Wings 3D/User Manual/User Interface/Hotkeys
One of the great advantages Wings 3d offers its users, is the ability to set User Defined Hotkeys. There are standard hotkeys which come predefined upon installing Wings, but most of these can be redefined to your liking.
Any command that appears in a menu can be assigned to a keyboard shortcut. To assign a hotkey to a command, open the menu containing the command. Highlight the command and press the < Insert > or the < / > key, followed by the key you wish to assign it to. The hotkey should now appear beside the command. To delete a hotkey, highlight the command and press the < Del > or < \ > key.
These instructions can also be found in Help|How to define hotkeys
What to Know about Hotkeys
Here are a few facts about hotkeying in Wings, which will help in creating a layout that works for you.
- The hotkey assigned to a tool or command is displayed beside it in the menu where that command is found.
- Wings accepts any combination of <Ctrl>, <Shift> or <Alt> as a modifier to a hotkey. For instance, using the B key, you can assign the following eight command:
- B, <Ctrl>+B, <Shift>+B, <Alt>+B, <Ctrl>+<Shift>+B, <Ctrl>+<Alt>+B, <Shift>+<Alt>+B, <Ctrl>+<Shift>+<Alt>+B
- Wings uses Context Sensitive hotkeys. Just as with Context Sensative Menus, Wings only allows you access to hotkeys of tools and commands available from within the current Selection Mode. This means that you can re-use the same hotkey for tools or commands in different Modes. For instance S can be assigned to both Smooth in the Face menu and Slide in the Edge menu. If there is a conflict Wings will tell you right away.
- Hotkeys assigned to tools or commands found in the Menu Bar cannot be re-used. This is because the commands found in Menu Bar menus will (for the most part) work across all modes, making them global hotkeys. For example if you assign <Ctrl>+T to Tweak in the Tools Menu, you cannot re-use this hotkey because pressing <Ctrl>+T in any mode will start up Tweak Mode.
- Wings does not currently allow hotkeying for Right or Middle mouse button options.
- For your current hotkey listing, in the Menu Bar go to Help|Defined Hotkeys.
- Currently there is no built in facility for printing a list of your hotkeys, however one can use the Erlang Console to produce an .html of all your hotkeys, which you can print. To do this you must enter some code into the Erlang Console. Instructions are found on Scorpius's web page http://chronosphere.home.comcast.net/tut-wings-shell.htm
Although everybody eventually comes up with their own system for hotkeys, there are some good basic strategies to get you started. The primary tools in wings such as Move, Rotate, and Scale have five basic directions along which you can perform an operation. These are:

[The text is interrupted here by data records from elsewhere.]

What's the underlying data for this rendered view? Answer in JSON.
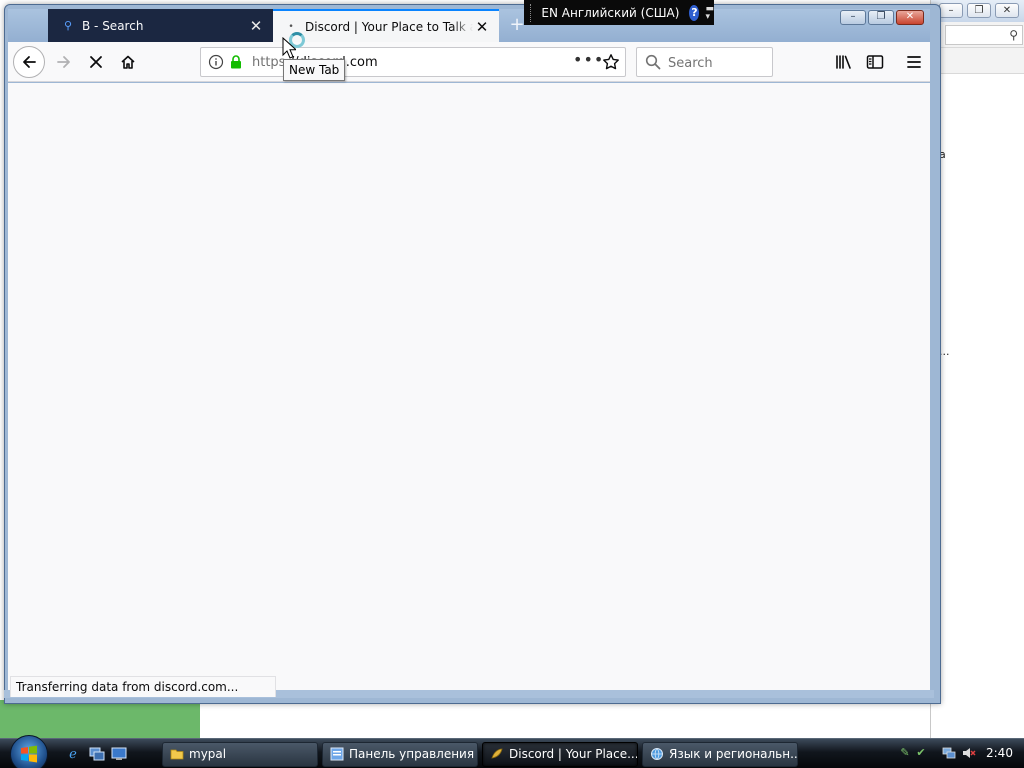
{
  "browser": {
    "tabs": [
      {
        "title": "B - Search",
        "favicon": "search-icon",
        "active": false
      },
      {
        "title": "Discord | Your Place to Talk and",
        "favicon": "loading-icon",
        "active": true
      }
    ],
    "tooltip": "New Tab",
    "url": {
      "protocol": "https",
      "rest": "://discord.com"
    },
    "search_placeholder": "Search",
    "status_text": "Transferring data from discord.com...",
    "accent_color": "#0a84ff",
    "toolbar_icons": [
      "back-icon",
      "forward-icon",
      "stop-icon",
      "home-icon",
      "info-icon",
      "lock-icon",
      "page-actions-icon",
      "bookmark-star-icon",
      "library-icon",
      "sidebar-icon",
      "hamburger-menu-icon"
    ]
  },
  "language_bar": {
    "label": "EN Английский (США)",
    "help": "?"
  },
  "background_window": {
    "fragment_1": "a",
    "fragment_2": "..."
  },
  "taskbar": {
    "buttons": [
      {
        "label": "mypal",
        "icon": "folder-icon"
      },
      {
        "label": "Панель управления",
        "icon": "control-panel-icon"
      },
      {
        "label": "Discord | Your Place...",
        "icon": "mypal-browser-icon",
        "active": true
      },
      {
        "label": "Язык и региональн...",
        "icon": "globe-icon"
      }
    ],
    "clock": "2:40"
  }
}
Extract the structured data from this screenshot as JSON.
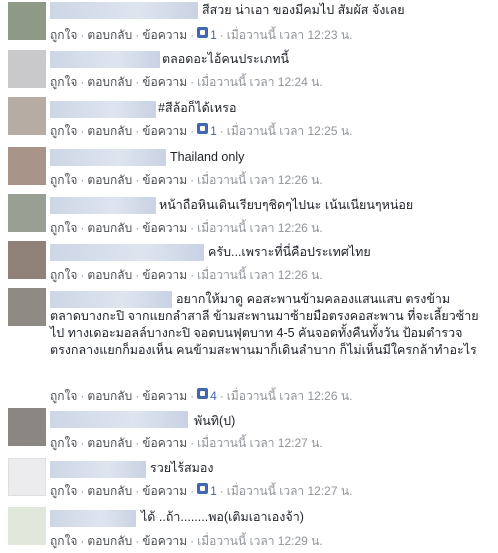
{
  "actions": {
    "like": "ถูกใจ",
    "reply": "ตอบกลับ",
    "message": "ข้อความ",
    "sep": "·"
  },
  "colors": {
    "link": "#4b4f56",
    "meta": "#90949c",
    "like_blue": "#4267b2"
  },
  "comments": [
    {
      "text": "สีสวย น่าเอา ของมีคมไป สัมผัส จังเลย",
      "likes": "1",
      "time": "เมื่อวานนี้ เวลา 12:23 น."
    },
    {
      "text": "ตลอดอะไอ้คนประเภทนี้",
      "likes": "",
      "time": "เมื่อวานนี้ เวลา 12:24 น."
    },
    {
      "text": "#สีล้อก็ได้เหรอ",
      "likes": "1",
      "time": "เมื่อวานนี้ เวลา 12:25 น."
    },
    {
      "text": "Thailand only",
      "likes": "",
      "time": "เมื่อวานนี้ เวลา 12:26 น."
    },
    {
      "text": "หน้าถือหินเดินเรียบๆชิดๆไปนะ เน้นเนียนๆหน่อย",
      "likes": "",
      "time": "เมื่อวานนี้ เวลา 12:26 น."
    },
    {
      "text": "ครับ...เพราะที่นี่คือประเทศไทย",
      "likes": "",
      "time": "เมื่อวานนี้ เวลา 12:26 น."
    },
    {
      "text": "อยากให้มาดู คอสะพานข้ามคลองแสนแสบ ตรงข้ามตลาดบางกะปิ จากแยกลำสาลี ข้ามสะพานมาซ้ายมือตรงคอสะพาน ที่จะเลี้ยวซ้ายไป ทางเดอะมอลล์บางกะปิ จอดบนฟุตบาท 4-5 คันจอดทั้งคืนทั้งวัน ป้อมตำรวจตรงกลางแยกก็มองเห็น คนข้ามสะพานมาก็เดินลำบาก ก็ไม่เห็นมีใครกล้าทำอะไร",
      "likes": "4",
      "time": "เมื่อวานนี้ เวลา 12:26 น."
    },
    {
      "text": "พันทิ(ป)",
      "likes": "",
      "time": "เมื่อวานนี้ เวลา 12:27 น."
    },
    {
      "text": "รวยไร้สมอง",
      "likes": "1",
      "time": "เมื่อวานนี้ เวลา 12:27 น."
    },
    {
      "text": "ได้ ..ถ้า........พอ(เติมเอาเองจ้า)",
      "likes": "",
      "time": "เมื่อวานนี้ เวลา 12:29 น."
    }
  ]
}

- the three axies X, Y, Z
- along the selection's Normal
- along the plane created by the camera's point of view, called Free

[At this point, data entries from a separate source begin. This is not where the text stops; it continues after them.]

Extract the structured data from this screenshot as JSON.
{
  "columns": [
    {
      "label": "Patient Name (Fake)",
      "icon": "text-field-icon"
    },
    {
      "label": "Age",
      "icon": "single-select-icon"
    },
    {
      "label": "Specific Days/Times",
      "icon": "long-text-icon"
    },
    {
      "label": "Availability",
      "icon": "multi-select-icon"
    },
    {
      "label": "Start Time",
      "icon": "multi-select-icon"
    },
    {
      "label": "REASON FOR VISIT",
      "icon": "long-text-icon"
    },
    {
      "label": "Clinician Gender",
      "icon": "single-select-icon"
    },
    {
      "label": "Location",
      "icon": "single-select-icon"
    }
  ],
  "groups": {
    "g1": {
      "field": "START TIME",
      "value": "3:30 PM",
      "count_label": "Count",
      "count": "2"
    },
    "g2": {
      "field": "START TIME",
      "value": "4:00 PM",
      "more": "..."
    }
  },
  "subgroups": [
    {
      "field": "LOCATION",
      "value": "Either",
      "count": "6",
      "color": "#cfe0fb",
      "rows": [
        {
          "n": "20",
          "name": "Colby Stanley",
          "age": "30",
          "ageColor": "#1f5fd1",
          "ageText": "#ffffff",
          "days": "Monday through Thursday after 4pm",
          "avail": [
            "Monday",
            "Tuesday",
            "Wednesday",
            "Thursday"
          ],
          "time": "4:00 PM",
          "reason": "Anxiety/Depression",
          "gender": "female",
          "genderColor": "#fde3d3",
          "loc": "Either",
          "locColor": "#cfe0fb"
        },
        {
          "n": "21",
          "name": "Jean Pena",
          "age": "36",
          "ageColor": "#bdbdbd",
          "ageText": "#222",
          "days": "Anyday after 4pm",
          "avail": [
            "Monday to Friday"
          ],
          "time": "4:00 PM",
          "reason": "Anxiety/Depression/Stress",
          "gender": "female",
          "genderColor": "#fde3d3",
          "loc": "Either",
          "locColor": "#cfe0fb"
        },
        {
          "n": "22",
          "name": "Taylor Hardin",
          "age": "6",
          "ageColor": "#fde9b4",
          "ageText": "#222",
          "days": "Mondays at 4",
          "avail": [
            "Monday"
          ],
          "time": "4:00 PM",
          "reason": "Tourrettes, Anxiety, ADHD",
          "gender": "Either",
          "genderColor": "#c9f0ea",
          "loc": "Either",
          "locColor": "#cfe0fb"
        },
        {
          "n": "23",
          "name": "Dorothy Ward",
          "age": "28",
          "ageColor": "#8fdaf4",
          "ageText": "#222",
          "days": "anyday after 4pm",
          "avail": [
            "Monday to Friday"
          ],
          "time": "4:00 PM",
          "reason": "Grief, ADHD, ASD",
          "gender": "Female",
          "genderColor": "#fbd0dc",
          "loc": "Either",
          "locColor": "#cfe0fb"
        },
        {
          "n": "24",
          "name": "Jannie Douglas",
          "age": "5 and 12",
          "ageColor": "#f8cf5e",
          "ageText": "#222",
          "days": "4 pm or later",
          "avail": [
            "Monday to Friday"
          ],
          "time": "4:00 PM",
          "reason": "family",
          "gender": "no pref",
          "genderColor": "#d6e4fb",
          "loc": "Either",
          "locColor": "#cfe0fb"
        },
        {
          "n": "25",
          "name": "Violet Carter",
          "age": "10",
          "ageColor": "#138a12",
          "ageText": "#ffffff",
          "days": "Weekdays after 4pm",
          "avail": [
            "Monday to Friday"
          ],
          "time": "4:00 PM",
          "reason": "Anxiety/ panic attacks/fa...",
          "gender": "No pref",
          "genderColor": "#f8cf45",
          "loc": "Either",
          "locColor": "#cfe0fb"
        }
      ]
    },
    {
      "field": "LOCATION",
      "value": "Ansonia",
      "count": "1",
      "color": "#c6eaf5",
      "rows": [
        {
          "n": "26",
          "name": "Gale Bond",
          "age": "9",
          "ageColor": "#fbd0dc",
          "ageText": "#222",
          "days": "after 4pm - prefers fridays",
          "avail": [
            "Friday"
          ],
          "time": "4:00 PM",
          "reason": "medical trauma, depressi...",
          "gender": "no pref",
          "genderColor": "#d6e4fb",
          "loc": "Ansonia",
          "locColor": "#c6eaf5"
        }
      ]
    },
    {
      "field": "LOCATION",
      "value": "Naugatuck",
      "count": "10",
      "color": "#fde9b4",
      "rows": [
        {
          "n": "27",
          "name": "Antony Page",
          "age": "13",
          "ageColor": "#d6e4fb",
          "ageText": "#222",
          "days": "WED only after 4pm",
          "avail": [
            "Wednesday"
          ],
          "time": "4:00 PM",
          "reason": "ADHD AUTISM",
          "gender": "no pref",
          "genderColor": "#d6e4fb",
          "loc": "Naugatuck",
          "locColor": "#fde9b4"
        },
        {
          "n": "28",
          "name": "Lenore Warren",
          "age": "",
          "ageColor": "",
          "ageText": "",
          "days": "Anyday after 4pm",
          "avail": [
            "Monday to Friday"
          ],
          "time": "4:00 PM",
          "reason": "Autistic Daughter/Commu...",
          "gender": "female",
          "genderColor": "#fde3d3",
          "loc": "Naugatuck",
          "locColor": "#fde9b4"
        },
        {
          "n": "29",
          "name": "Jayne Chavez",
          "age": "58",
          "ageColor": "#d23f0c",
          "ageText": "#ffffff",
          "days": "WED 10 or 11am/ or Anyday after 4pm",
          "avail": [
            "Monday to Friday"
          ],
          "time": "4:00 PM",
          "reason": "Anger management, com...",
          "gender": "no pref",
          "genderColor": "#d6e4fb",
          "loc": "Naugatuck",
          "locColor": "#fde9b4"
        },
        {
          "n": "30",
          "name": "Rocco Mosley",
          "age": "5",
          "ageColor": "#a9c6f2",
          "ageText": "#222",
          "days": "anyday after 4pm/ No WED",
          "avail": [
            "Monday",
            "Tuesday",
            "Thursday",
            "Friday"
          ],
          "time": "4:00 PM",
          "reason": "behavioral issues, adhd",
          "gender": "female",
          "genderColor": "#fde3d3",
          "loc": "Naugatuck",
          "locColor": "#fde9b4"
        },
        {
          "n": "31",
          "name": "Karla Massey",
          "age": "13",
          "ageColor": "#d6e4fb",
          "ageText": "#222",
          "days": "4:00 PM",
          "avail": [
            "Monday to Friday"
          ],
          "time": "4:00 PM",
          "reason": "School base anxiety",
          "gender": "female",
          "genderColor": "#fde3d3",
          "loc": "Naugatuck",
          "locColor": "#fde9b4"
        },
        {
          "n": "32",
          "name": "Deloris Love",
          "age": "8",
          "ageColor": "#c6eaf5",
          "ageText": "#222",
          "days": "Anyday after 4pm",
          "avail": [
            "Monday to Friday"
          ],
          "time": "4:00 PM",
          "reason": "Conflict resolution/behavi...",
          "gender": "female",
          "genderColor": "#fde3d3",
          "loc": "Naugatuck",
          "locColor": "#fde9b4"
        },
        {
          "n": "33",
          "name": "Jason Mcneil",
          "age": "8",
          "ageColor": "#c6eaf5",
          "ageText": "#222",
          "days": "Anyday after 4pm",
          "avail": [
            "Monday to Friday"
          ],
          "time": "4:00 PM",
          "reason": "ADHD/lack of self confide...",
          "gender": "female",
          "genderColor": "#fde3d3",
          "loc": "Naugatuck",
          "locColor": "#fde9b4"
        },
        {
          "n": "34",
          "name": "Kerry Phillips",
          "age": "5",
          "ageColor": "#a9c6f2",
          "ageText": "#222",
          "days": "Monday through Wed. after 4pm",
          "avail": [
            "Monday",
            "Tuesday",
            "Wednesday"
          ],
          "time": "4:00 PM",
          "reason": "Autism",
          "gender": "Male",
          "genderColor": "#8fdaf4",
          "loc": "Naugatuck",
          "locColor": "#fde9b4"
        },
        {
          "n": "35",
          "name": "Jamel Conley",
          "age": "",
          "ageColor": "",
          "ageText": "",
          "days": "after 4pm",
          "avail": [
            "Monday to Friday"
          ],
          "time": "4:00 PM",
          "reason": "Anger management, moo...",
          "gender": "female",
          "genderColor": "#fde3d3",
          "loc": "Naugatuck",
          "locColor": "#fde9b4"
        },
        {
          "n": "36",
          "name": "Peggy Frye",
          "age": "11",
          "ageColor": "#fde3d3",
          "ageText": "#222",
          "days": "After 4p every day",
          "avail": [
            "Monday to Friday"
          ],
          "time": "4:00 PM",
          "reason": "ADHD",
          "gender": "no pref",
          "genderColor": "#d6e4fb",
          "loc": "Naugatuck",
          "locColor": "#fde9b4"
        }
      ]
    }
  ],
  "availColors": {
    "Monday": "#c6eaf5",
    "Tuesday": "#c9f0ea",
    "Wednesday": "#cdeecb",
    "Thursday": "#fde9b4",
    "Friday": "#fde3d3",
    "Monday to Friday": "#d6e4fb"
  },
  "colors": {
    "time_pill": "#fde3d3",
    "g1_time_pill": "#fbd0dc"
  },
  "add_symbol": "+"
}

The primary tools Move, Rotate, and Scale also share the fact that they are available across all of the selection modes. Because of this it makes sense to use the same hotkey for Move, say 'M', in all four selection modes and use modifier keys to achieve the five basic directions. Because the basic directions X, Y, Z, Normal, and Free exist across all modes for a variety of tools, it makes sense to assign a modifier key to each direction. For example if we decide that <Alt> represents the X direction, then 'Move along X axis' would be <Alt>+M. You can then hotkey Move along X axis as <Alt>+M in the Vertex, Edge, Face, Body, and Light selection modes, so no matter what selection mode you are in you can always hit <Alt>+M to move your selection along the X axis. You could then consider using <Ctrl> for the Z axis, and <Shift> for the Y axis so no matter what tool you use the modifier for the operation's direction is always the same. Say you decide that 'R' is for rotate. Rotate around the Z axis can be hotkeyed as <Shift>+R, and around the X axis can be <Alt>+R just like Move along Z axis could be <Shift>+M. Once you decide what is best for you you can assign the other directions. Remember that there are eight possible combinations of any key plus its modifiers. This should be plenty to get the majority of the tools hotkeyed in a way you are going to remember them.